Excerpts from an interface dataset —

┏━━

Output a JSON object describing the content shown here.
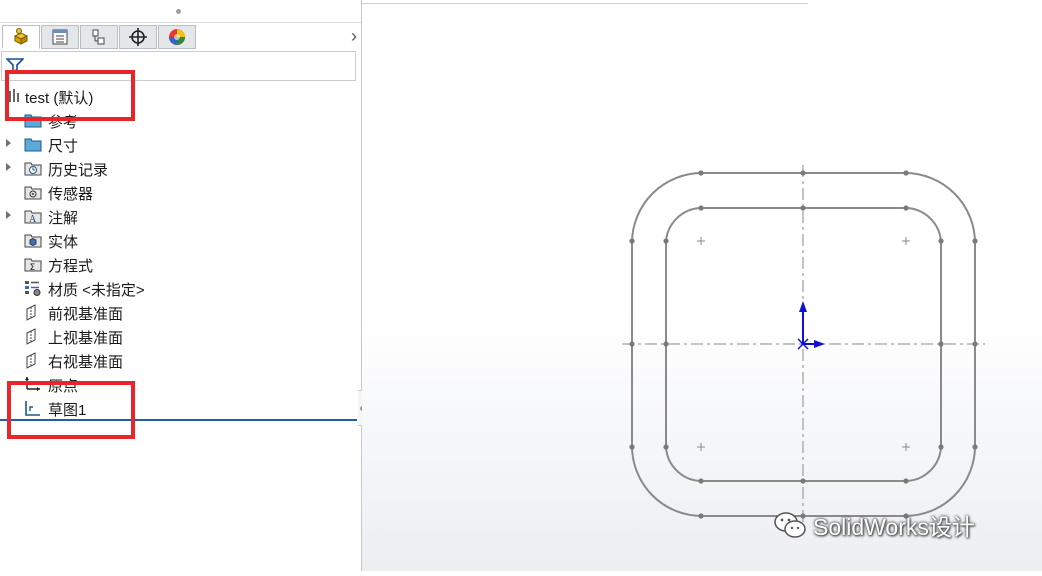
{
  "feature_tree": {
    "tabs": [
      {
        "name": "featuremanager-tab",
        "icon": "feature-manager-icon",
        "active": true
      },
      {
        "name": "propertymanager-tab",
        "icon": "property-manager-icon",
        "active": false
      },
      {
        "name": "configurationmanager-tab",
        "icon": "configuration-manager-icon",
        "active": false
      },
      {
        "name": "dimxpert-tab",
        "icon": "crosshair-icon",
        "active": false
      },
      {
        "name": "displaymanager-tab",
        "icon": "appearance-icon",
        "active": false
      }
    ],
    "root": {
      "label": "test  (默认)",
      "icon": "part-icon"
    },
    "items": [
      {
        "label": "参考",
        "icon": "folder-icon",
        "expandable": false
      },
      {
        "label": "尺寸",
        "icon": "folder-icon",
        "expandable": true
      },
      {
        "label": "历史记录",
        "icon": "history-icon",
        "expandable": true
      },
      {
        "label": "传感器",
        "icon": "sensor-icon",
        "expandable": false
      },
      {
        "label": "注解",
        "icon": "annotation-icon",
        "expandable": true
      },
      {
        "label": "实体",
        "icon": "solid-body-icon",
        "expandable": false
      },
      {
        "label": "方程式",
        "icon": "equation-icon",
        "expandable": false
      },
      {
        "label": "材质 <未指定>",
        "icon": "material-icon",
        "expandable": false
      },
      {
        "label": "前视基准面",
        "icon": "plane-icon",
        "expandable": false
      },
      {
        "label": "上视基准面",
        "icon": "plane-icon",
        "expandable": false
      },
      {
        "label": "右视基准面",
        "icon": "plane-icon",
        "expandable": false
      },
      {
        "label": "原点",
        "icon": "origin-icon",
        "expandable": false
      },
      {
        "label": "草图1",
        "icon": "sketch-icon",
        "expandable": false
      }
    ]
  },
  "watermark": {
    "text": "SolidWorks设计",
    "icon": "wechat-icon"
  },
  "colors": {
    "highlight": "#e8262a",
    "sketch_line": "#8a8a8a",
    "axis_arrow": "#1010d0",
    "rollback_bar": "#1f5ea8"
  }
}
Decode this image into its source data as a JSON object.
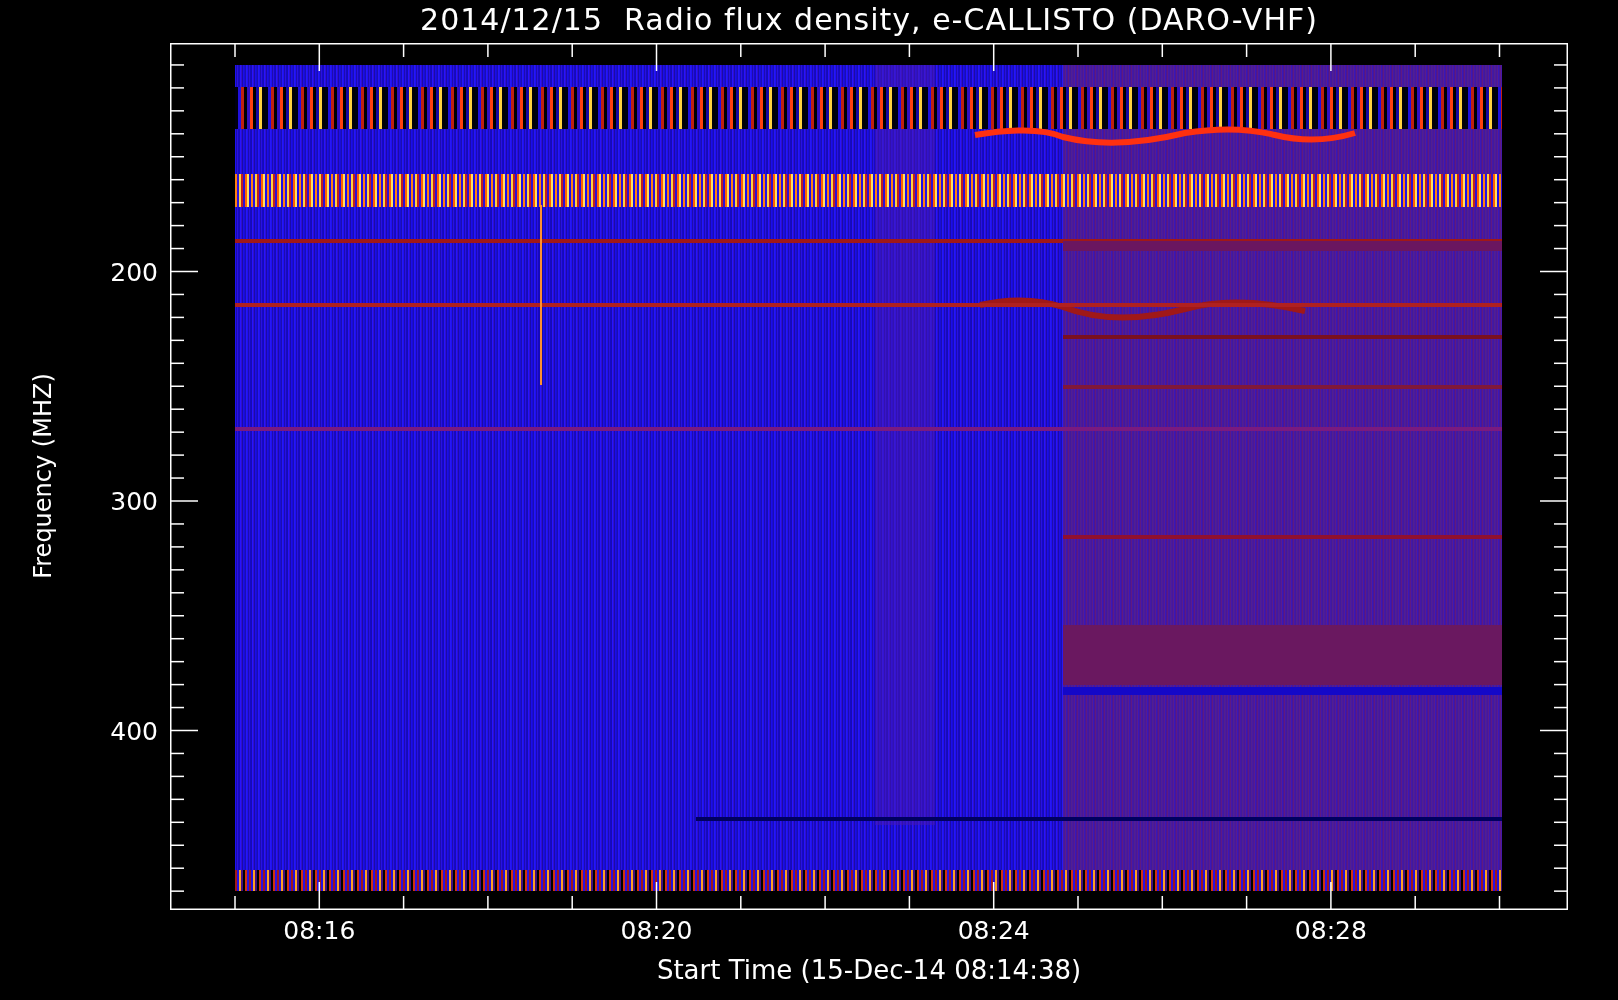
{
  "title": "2014/12/15  Radio flux density, e-CALLISTO (DARO-VHF)",
  "y_axis": {
    "label": "Frequency (MHZ)",
    "ticks": [
      "200",
      "300",
      "400"
    ]
  },
  "x_axis": {
    "label": "Start Time (15-Dec-14 08:14:38)",
    "ticks": [
      "08:16",
      "08:20",
      "08:24",
      "08:28"
    ]
  }
}
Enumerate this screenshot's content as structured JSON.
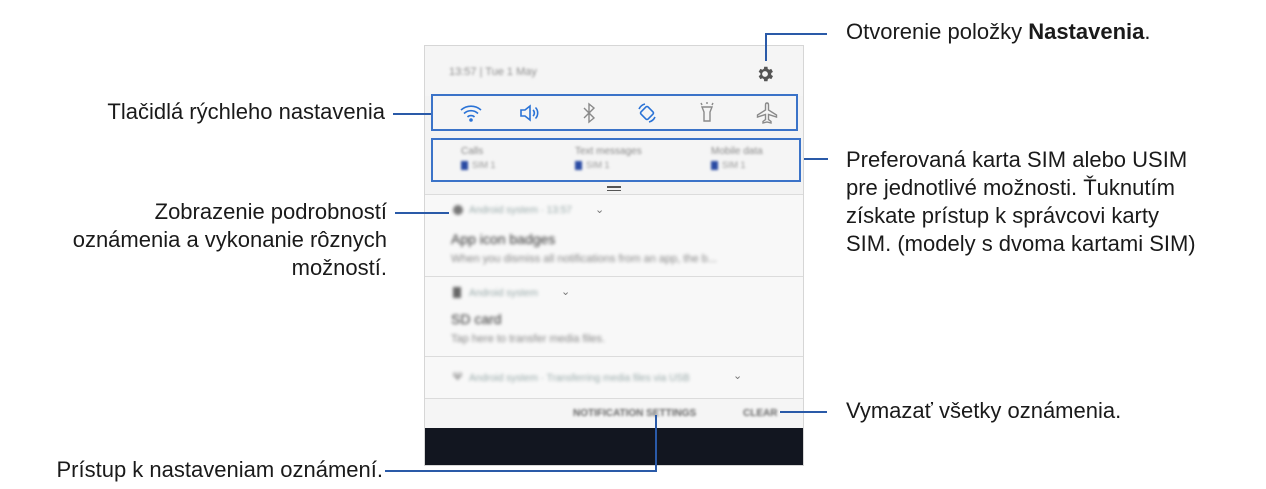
{
  "phone": {
    "status_time": "13:57 | Tue 1 May",
    "sim": [
      {
        "title": "Calls",
        "value": "SIM 1"
      },
      {
        "title": "Text messages",
        "value": "SIM 1"
      },
      {
        "title": "Mobile data",
        "value": "SIM 1"
      }
    ],
    "notifications": [
      {
        "source": "Android system · 13:57",
        "title": "App icon badges",
        "body": "When you dismiss all notifications from an app, the b..."
      },
      {
        "source": "Android system",
        "title": "SD card",
        "body": "Tap here to transfer media files."
      },
      {
        "source": "Android system · Transferring media files via USB"
      }
    ],
    "actions": {
      "settings": "NOTIFICATION SETTINGS",
      "clear": "CLEAR"
    }
  },
  "callouts": {
    "settings_prefix": "Otvorenie položky ",
    "settings_bold": "Nastavenia",
    "settings_suffix": ".",
    "quick": "Tlačidlá rýchleho nastavenia",
    "sim_lines": [
      "Preferovaná karta SIM alebo USIM",
      "pre jednotlivé možnosti. Ťuknutím",
      "získate prístup k správcovi karty",
      "SIM. (modely s dvoma kartami SIM)"
    ],
    "details_lines": [
      "Zobrazenie podrobností",
      "oznámenia a vykonanie rôznych",
      "možností."
    ],
    "clear_all": "Vymazať všetky oznámenia.",
    "notif_settings": "Prístup k nastaveniam oznámení."
  }
}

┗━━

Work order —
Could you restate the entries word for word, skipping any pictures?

Exercise answer —
Output a JSON object describing the content shown here.
{
  "feature_tree": {
    "tabs": [
      {
        "name": "featuremanager-tab",
        "icon": "feature-manager-icon",
        "active": true
      },
      {
        "name": "propertymanager-tab",
        "icon": "property-manager-icon",
        "active": false
      },
      {
        "name": "configurationmanager-tab",
        "icon": "configuration-manager-icon",
        "active": false
      },
      {
        "name": "dimxpert-tab",
        "icon": "crosshair-icon",
        "active": false
      },
      {
        "name": "displaymanager-tab",
        "icon": "appearance-icon",
        "active": false
      }
    ],
    "root": {
      "label": "test  (默认)",
      "icon": "part-icon"
    },
    "items": [
      {
        "label": "参考",
        "icon": "folder-icon",
        "expandable": false
      },
      {
        "label": "尺寸",
        "icon": "folder-icon",
        "expandable": true
      },
      {
        "label": "历史记录",
        "icon": "history-icon",
        "expandable": true
      },
      {
        "label": "传感器",
        "icon": "sensor-icon",
        "expandable": false
      },
      {
        "label": "注解",
        "icon": "annotation-icon",
        "expandable": true
      },
      {
        "label": "实体",
        "icon": "solid-body-icon",
        "expandable": false
      },
      {
        "label": "方程式",
        "icon": "equation-icon",
        "expandable": false
      },
      {
        "label": "材质 <未指定>",
        "icon": "material-icon",
        "expandable": false
      },
      {
        "label": "前视基准面",
        "icon": "plane-icon",
        "expandable": false
      },
      {
        "label": "上视基准面",
        "icon": "plane-icon",
        "expandable": false
      },
      {
        "label": "右视基准面",
        "icon": "plane-icon",
        "expandable": false
      },
      {
        "label": "原点",
        "icon": "origin-icon",
        "expandable": false
      },
      {
        "label": "草图1",
        "icon": "sketch-icon",
        "expandable": false
      }
    ]
  },
  "watermark": {
    "text": "SolidWorks设计",
    "icon": "wechat-icon"
  },
  "colors": {
    "highlight": "#e8262a",
    "sketch_line": "#8a8a8a",
    "axis_arrow": "#1010d0",
    "rollback_bar": "#1f5ea8"
  }
}
Decode this image into its source data as a JSON object.
{
  "title": "2014/12/15  Radio flux density, e-CALLISTO (DARO-VHF)",
  "y_axis": {
    "label": "Frequency (MHZ)",
    "ticks": [
      "200",
      "300",
      "400"
    ]
  },
  "x_axis": {
    "label": "Start Time (15-Dec-14 08:14:38)",
    "ticks": [
      "08:16",
      "08:20",
      "08:24",
      "08:28"
    ]
  }
}
Enumerate this screenshot's content as structured JSON.
{
  "phone": {
    "status_time": "13:57 | Tue 1 May",
    "sim": [
      {
        "title": "Calls",
        "value": "SIM 1"
      },
      {
        "title": "Text messages",
        "value": "SIM 1"
      },
      {
        "title": "Mobile data",
        "value": "SIM 1"
      }
    ],
    "notifications": [
      {
        "source": "Android system · 13:57",
        "title": "App icon badges",
        "body": "When you dismiss all notifications from an app, the b..."
      },
      {
        "source": "Android system",
        "title": "SD card",
        "body": "Tap here to transfer media files."
      },
      {
        "source": "Android system · Transferring media files via USB"
      }
    ],
    "actions": {
      "settings": "NOTIFICATION SETTINGS",
      "clear": "CLEAR"
    }
  },
  "callouts": {
    "settings_prefix": "Otvorenie položky ",
    "settings_bold": "Nastavenia",
    "settings_suffix": ".",
    "quick": "Tlačidlá rýchleho nastavenia",
    "sim_lines": [
      "Preferovaná karta SIM alebo USIM",
      "pre jednotlivé možnosti. Ťuknutím",
      "získate prístup k správcovi karty",
      "SIM. (modely s dvoma kartami SIM)"
    ],
    "details_lines": [
      "Zobrazenie podrobností",
      "oznámenia a vykonanie rôznych",
      "možností."
    ],
    "clear_all": "Vymazať všetky oznámenia.",
    "notif_settings": "Prístup k nastaveniam oznámení."
  }
}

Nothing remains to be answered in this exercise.